Task> Pick the lines holding the string "Jewelry" out of the records and copy them.

Material for this exercise>
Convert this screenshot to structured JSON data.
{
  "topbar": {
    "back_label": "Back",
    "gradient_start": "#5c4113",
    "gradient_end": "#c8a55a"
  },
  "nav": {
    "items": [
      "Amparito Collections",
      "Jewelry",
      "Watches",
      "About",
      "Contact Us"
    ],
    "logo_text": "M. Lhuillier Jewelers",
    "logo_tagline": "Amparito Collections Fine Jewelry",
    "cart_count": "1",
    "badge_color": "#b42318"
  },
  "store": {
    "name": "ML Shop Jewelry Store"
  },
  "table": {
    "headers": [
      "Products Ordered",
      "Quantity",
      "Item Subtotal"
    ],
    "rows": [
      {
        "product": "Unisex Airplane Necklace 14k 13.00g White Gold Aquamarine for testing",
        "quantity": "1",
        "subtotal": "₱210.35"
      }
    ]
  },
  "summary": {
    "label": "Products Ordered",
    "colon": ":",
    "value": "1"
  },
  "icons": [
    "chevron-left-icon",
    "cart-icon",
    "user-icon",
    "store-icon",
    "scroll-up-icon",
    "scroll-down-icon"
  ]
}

Your solution>
      "Jewelry",
    "logo_tagline": "Amparito Collections Fine Jewelry",
    "name": "ML Shop Jewelry Store"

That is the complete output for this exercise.